Ruffalo, who served as the principal sponsor of the ordinance, said he had received a lot of “emails on it, a lot of concerns, a lot of concerned parents” regarding teenagers using electronic cigarette products. Ruffalo teamed up with other aldermen to address the issue and to try to align restrictions on electronic cigarette and vaping product use with that of traditional cigarettes.
“When I went door-to-door to get elected in this aldermanic district, people would say, ‘How come you’re running for alderman?” and I would always say, “Because I think I can make a difference,” Ruffalo said. “With this ordinance, we can; we can make a difference.”
Ruffalo stated that one in five high school students use vaping products, and the way the law is currently written, younger age groups are able to easily purchase such products, which can contain nicotine.
“The way the law is now, a 13- , 14-, 15-year-old can buy vaping products,” he said. “So what this ordinance would do is align it with that of tobacco sales.”
The new language to the city code not only addresses the age at which a person can buy electronic cigarette and vaping products in the city, but also places restrictions on where one can use such products, matching where it is currently legal to smoke traditional cigarettes in public.
Residents may smoke in an “Electronic Smoking Lounge,” defined by the city as a retail establishment that:

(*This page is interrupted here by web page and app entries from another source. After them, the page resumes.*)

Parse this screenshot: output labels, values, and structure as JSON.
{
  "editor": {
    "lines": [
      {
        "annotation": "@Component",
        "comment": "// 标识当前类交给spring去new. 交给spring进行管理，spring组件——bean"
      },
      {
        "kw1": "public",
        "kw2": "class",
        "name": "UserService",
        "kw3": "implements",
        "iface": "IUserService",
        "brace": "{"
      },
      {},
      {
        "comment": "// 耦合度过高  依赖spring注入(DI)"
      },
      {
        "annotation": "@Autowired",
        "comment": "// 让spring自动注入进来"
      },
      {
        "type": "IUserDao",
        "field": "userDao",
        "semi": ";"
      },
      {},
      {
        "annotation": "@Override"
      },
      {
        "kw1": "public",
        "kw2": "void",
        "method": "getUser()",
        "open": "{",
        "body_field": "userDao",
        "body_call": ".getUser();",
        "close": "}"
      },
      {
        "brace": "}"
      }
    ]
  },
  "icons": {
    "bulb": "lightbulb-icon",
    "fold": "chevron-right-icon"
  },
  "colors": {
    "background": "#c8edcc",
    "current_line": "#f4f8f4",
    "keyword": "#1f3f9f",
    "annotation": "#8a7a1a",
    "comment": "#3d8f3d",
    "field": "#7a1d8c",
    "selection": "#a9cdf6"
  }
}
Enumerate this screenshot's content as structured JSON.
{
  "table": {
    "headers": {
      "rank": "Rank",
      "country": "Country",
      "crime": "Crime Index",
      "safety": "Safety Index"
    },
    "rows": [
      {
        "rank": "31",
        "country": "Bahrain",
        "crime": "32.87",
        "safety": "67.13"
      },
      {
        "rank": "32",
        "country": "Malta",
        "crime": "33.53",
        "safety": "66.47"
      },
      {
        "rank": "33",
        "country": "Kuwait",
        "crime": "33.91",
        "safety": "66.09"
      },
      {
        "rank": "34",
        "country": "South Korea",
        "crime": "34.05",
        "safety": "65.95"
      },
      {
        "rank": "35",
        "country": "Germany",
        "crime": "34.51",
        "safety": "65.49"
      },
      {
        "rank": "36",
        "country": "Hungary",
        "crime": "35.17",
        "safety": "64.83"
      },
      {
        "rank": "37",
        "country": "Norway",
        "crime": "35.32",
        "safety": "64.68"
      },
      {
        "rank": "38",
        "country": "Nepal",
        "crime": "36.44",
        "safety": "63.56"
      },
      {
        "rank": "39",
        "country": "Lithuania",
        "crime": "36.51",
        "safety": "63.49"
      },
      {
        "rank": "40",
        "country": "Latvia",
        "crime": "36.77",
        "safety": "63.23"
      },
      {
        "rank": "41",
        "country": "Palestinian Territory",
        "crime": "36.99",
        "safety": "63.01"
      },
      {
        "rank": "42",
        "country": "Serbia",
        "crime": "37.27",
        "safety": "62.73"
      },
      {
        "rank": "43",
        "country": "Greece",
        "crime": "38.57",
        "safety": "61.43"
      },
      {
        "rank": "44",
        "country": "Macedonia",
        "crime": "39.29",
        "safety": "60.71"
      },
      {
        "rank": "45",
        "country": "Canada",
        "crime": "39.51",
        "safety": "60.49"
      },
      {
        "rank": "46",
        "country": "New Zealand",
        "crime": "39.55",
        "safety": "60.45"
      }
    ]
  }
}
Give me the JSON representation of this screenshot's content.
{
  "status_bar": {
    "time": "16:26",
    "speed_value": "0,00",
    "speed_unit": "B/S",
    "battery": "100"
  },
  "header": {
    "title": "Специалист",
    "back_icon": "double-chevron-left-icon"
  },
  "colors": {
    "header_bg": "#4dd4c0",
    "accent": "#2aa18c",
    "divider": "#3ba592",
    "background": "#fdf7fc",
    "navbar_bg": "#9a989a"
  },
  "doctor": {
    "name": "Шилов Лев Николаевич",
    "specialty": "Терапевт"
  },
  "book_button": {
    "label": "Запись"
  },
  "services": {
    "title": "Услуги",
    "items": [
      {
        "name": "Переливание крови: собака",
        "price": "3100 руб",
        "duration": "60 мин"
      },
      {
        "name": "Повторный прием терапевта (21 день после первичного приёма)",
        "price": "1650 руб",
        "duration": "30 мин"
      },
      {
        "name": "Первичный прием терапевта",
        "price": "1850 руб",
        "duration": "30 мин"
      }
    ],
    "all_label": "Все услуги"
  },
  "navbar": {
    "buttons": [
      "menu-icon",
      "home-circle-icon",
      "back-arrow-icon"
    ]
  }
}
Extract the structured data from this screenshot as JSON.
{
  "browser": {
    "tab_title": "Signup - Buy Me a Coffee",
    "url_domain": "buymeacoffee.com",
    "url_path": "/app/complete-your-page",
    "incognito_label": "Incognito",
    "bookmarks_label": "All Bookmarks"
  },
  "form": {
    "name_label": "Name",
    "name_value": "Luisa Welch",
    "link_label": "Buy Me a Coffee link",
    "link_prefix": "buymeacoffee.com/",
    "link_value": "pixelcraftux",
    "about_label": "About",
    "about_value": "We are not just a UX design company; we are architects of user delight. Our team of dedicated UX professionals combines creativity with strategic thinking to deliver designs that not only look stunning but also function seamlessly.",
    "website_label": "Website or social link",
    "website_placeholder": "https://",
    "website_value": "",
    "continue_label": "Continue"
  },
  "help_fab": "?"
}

Does not have a Class A, B or C liquor license for both fermented malt beverages or intoxicating liquor.
Generates 75 percent or more of its gross, annual income from the retail sales of electronic smoking devices;
And in which the electronic smoking was permitted by adult members of the public prior to March 1, 2019.
Other exceptions include:
- A private residence;
- A room used by one person in an assisted-living facility as a residence;
- A room in an assisted-living facility where two or more people live, all indulge in electronic smoking and have made a written request to be in a room that allows electronic smoking;
- And an electronic smoking lounge that was in existence on March 1, 2019, and in which only the electronic smoking by adults is allowed, according to the language of the ordinance.
Penalties for violating the ordinance by selling electronic cigarettes or vaping products to minors, or being an underage person in possession of such products, will be the same as they currently stand for tobacco products, including a fine.
Kennedy Park revetment repair
The Common Council has approved a contract for $7,765,120 with Luhr Bros., of Columbia, Ill., to do the work for the upcoming Kennedy Park revetment repair project.
The project, running along Kennedy Drive from 38th Street to 44th Street, consists of reconstructing the armor stone revetment along the shore of Lake Michigan from land-based construction activity, removal of an asphalt bike path and restore the area. The bike path will be replaced during the project.
The existing limestone will be reinforced with a stronger, more durable granite, which should offer decades of shoreline protection, and granite will be placed an additional 7 feet over the existing revetment wall.
The project is anticipated to begin in three weeks, and will be a 342-day contract, dependent on the weather.
The project will likely shut down Kennedy Drive — along with the Kennedy Park bike path — until approximately spring 2020.